- SUPPLIED RECORDS:
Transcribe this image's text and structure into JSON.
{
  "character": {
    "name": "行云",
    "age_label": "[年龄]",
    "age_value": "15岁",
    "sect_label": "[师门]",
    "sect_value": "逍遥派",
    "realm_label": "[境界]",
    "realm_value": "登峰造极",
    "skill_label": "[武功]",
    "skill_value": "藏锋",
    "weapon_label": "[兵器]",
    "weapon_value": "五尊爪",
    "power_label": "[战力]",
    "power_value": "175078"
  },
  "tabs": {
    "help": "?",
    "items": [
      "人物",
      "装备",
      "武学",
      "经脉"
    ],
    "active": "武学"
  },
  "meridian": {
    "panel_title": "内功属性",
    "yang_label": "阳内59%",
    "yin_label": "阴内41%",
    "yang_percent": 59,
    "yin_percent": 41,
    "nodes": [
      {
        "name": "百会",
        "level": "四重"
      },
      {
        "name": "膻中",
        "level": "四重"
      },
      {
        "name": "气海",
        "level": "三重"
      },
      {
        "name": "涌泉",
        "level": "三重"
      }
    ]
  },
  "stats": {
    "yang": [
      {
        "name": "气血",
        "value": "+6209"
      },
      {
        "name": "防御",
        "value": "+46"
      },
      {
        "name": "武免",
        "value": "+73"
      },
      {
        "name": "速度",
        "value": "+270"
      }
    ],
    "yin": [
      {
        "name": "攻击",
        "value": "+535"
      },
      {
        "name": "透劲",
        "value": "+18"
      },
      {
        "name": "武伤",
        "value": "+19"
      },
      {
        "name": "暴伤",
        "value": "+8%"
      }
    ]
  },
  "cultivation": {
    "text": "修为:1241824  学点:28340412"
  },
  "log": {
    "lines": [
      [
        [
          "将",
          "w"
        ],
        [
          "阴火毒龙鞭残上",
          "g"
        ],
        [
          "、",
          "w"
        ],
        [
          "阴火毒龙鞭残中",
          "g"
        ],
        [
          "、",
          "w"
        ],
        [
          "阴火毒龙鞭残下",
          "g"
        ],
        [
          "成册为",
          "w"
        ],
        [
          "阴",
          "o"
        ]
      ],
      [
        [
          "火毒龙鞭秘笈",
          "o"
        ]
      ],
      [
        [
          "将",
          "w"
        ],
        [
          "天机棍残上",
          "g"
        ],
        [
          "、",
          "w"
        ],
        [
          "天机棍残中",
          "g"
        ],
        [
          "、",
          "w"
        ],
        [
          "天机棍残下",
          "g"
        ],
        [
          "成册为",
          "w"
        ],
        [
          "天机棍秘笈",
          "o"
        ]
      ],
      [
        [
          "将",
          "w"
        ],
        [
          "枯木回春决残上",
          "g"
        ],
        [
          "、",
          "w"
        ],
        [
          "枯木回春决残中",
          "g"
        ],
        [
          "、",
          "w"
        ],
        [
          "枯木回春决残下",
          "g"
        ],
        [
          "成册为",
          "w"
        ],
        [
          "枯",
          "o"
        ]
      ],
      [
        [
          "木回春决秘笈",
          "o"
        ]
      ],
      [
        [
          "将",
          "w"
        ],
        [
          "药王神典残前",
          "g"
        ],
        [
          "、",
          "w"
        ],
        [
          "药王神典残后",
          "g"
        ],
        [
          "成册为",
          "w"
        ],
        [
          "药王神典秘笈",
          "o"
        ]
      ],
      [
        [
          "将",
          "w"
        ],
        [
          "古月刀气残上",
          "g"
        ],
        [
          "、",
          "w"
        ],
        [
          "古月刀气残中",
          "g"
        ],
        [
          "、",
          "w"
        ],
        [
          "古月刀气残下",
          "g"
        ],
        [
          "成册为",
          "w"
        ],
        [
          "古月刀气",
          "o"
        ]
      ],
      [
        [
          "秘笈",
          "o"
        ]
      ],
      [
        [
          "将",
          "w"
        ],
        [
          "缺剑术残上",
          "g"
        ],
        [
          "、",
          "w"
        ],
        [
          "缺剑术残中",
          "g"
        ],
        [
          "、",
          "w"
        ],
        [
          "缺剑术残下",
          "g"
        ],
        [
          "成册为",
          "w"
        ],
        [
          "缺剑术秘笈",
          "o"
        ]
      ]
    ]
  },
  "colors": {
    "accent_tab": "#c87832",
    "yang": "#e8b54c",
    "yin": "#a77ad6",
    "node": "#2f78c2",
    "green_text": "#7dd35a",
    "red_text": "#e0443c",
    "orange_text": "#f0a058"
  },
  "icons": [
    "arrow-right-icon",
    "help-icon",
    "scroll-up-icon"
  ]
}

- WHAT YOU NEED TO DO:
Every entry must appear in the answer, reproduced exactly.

- EXERCISE SOLUTION:
Transcribe this image's text and structure into JSON.
{
  "character": {
    "name": "行云",
    "age_label": "[年龄]",
    "age_value": "15岁",
    "sect_label": "[师门]",
    "sect_value": "逍遥派",
    "realm_label": "[境界]",
    "realm_value": "登峰造极",
    "skill_label": "[武功]",
    "skill_value": "藏锋",
    "weapon_label": "[兵器]",
    "weapon_value": "五尊爪",
    "power_label": "[战力]",
    "power_value": "175078"
  },
  "tabs": {
    "help": "?",
    "items": [
      "人物",
      "装备",
      "武学",
      "经脉"
    ],
    "active": "武学"
  },
  "meridian": {
    "panel_title": "内功属性",
    "yang_label": "阳内59%",
    "yin_label": "阴内41%",
    "yang_percent": 59,
    "yin_percent": 41,
    "nodes": [
      {
        "name": "百会",
        "level": "四重"
      },
      {
        "name": "膻中",
        "level": "四重"
      },
      {
        "name": "气海",
        "level": "三重"
      },
      {
        "name": "涌泉",
        "level": "三重"
      }
    ]
  },
  "stats": {
    "yang": [
      {
        "name": "气血",
        "value": "+6209"
      },
      {
        "name": "防御",
        "value": "+46"
      },
      {
        "name": "武免",
        "value": "+73"
      },
      {
        "name": "速度",
        "value": "+270"
      }
    ],
    "yin": [
      {
        "name": "攻击",
        "value": "+535"
      },
      {
        "name": "透劲",
        "value": "+18"
      },
      {
        "name": "武伤",
        "value": "+19"
      },
      {
        "name": "暴伤",
        "value": "+8%"
      }
    ]
  },
  "cultivation": {
    "text": "修为:1241824  学点:28340412"
  },
  "log": {
    "lines": [
      [
        [
          "将",
          "w"
        ],
        [
          "阴火毒龙鞭残上",
          "g"
        ],
        [
          "、",
          "w"
        ],
        [
          "阴火毒龙鞭残中",
          "g"
        ],
        [
          "、",
          "w"
        ],
        [
          "阴火毒龙鞭残下",
          "g"
        ],
        [
          "成册为",
          "w"
        ],
        [
          "阴",
          "o"
        ]
      ],
      [
        [
          "火毒龙鞭秘笈",
          "o"
        ]
      ],
      [
        [
          "将",
          "w"
        ],
        [
          "天机棍残上",
          "g"
        ],
        [
          "、",
          "w"
        ],
        [
          "天机棍残中",
          "g"
        ],
        [
          "、",
          "w"
        ],
        [
          "天机棍残下",
          "g"
        ],
        [
          "成册为",
          "w"
        ],
        [
          "天机棍秘笈",
          "o"
        ]
      ],
      [
        [
          "将",
          "w"
        ],
        [
          "枯木回春决残上",
          "g"
        ],
        [
          "、",
          "w"
        ],
        [
          "枯木回春决残中",
          "g"
        ],
        [
          "、",
          "w"
        ],
        [
          "枯木回春决残下",
          "g"
        ],
        [
          "成册为",
          "w"
        ],
        [
          "枯",
          "o"
        ]
      ],
      [
        [
          "木回春决秘笈",
          "o"
        ]
      ],
      [
        [
          "将",
          "w"
        ],
        [
          "药王神典残前",
          "g"
        ],
        [
          "、",
          "w"
        ],
        [
          "药王神典残后",
          "g"
        ],
        [
          "成册为",
          "w"
        ],
        [
          "药王神典秘笈",
          "o"
        ]
      ],
      [
        [
          "将",
          "w"
        ],
        [
          "古月刀气残上",
          "g"
        ],
        [
          "、",
          "w"
        ],
        [
          "古月刀气残中",
          "g"
        ],
        [
          "、",
          "w"
        ],
        [
          "古月刀气残下",
          "g"
        ],
        [
          "成册为",
          "w"
        ],
        [
          "古月刀气",
          "o"
        ]
      ],
      [
        [
          "秘笈",
          "o"
        ]
      ],
      [
        [
          "将",
          "w"
        ],
        [
          "缺剑术残上",
          "g"
        ],
        [
          "、",
          "w"
        ],
        [
          "缺剑术残中",
          "g"
        ],
        [
          "、",
          "w"
        ],
        [
          "缺剑术残下",
          "g"
        ],
        [
          "成册为",
          "w"
        ],
        [
          "缺剑术秘笈",
          "o"
        ]
      ]
    ]
  },
  "colors": {
    "accent_tab": "#c87832",
    "yang": "#e8b54c",
    "yin": "#a77ad6",
    "node": "#2f78c2",
    "green_text": "#7dd35a",
    "red_text": "#e0443c",
    "orange_text": "#f0a058"
  },
  "icons": [
    "arrow-right-icon",
    "help-icon",
    "scroll-up-icon"
  ]
}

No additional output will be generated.